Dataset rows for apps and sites

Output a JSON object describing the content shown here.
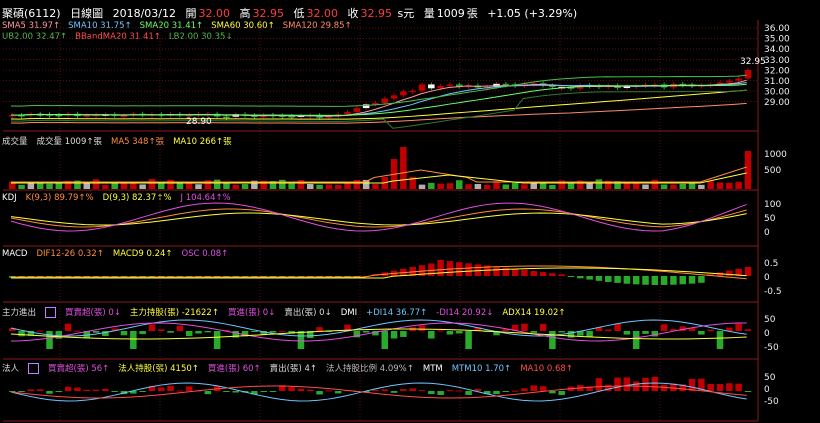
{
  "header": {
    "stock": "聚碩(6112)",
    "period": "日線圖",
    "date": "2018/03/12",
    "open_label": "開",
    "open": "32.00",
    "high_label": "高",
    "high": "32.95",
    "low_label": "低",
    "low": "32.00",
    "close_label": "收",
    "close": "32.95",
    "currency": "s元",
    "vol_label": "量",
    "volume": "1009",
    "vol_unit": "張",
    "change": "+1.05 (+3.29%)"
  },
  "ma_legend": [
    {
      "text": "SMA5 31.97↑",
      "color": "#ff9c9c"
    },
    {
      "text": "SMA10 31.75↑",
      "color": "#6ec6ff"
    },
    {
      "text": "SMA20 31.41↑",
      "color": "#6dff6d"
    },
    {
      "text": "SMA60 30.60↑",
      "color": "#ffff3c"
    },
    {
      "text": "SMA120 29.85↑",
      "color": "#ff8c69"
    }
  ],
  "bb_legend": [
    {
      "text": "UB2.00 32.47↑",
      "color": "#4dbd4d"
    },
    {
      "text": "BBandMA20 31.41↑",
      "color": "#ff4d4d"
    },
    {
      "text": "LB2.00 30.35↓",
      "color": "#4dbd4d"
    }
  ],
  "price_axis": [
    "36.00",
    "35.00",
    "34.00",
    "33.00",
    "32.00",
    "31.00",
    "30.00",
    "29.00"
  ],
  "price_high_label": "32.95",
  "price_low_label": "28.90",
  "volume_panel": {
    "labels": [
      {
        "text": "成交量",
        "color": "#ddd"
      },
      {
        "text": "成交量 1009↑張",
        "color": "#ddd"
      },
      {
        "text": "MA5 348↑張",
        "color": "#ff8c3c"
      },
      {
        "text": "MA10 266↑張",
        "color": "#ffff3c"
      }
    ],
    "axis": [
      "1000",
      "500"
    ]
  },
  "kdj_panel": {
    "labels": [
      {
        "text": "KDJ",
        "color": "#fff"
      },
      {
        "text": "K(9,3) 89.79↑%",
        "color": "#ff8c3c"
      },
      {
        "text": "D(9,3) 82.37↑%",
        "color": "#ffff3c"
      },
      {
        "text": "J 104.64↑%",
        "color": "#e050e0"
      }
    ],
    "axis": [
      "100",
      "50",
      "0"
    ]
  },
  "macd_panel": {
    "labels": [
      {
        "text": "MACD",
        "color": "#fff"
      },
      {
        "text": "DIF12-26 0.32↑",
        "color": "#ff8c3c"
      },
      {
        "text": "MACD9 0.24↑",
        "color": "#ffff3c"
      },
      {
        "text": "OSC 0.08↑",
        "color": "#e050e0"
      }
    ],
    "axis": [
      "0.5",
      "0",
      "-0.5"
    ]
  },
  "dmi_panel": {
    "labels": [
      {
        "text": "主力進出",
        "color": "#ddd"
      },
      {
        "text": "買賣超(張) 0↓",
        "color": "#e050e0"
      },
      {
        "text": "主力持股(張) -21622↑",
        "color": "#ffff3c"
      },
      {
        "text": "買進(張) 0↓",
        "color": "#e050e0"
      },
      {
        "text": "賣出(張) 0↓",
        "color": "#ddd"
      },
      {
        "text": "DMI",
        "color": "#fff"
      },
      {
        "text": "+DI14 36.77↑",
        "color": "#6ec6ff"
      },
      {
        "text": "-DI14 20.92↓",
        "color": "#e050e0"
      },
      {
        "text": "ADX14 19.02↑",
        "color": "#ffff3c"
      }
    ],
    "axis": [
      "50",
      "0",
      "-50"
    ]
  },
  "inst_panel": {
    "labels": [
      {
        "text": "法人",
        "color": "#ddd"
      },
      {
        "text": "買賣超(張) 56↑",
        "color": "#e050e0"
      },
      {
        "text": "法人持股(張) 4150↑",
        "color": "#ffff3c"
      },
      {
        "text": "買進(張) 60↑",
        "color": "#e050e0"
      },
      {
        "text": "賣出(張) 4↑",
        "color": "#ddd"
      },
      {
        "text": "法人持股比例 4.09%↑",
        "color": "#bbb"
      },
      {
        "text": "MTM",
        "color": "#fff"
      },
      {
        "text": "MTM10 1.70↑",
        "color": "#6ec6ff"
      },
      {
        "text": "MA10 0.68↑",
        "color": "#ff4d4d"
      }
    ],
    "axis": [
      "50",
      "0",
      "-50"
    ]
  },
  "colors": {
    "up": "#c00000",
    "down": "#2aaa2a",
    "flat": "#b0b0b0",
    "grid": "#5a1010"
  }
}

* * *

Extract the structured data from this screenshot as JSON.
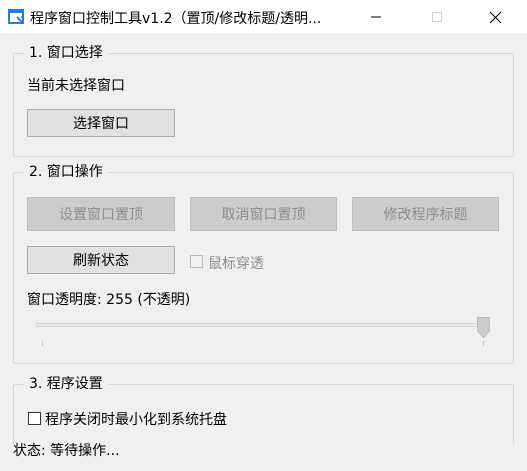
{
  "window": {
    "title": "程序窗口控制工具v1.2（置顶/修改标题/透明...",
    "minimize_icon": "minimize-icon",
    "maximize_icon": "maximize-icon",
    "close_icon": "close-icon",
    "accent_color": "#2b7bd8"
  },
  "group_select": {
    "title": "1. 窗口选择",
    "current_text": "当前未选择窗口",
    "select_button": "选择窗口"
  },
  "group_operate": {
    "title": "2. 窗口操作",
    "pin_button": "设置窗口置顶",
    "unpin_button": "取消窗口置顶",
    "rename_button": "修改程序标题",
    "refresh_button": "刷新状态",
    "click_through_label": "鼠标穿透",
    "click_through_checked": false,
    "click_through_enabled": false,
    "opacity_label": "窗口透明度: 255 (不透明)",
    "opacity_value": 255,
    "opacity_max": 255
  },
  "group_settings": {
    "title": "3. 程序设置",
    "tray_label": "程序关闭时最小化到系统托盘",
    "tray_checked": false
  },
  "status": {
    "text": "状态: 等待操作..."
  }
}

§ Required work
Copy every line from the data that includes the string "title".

§ Reply to the task
    "title": "程序窗口控制工具v1.2（置顶/修改标题/透明...",
    "title": "1. 窗口选择",
    "title": "2. 窗口操作",
    "title": "3. 程序设置",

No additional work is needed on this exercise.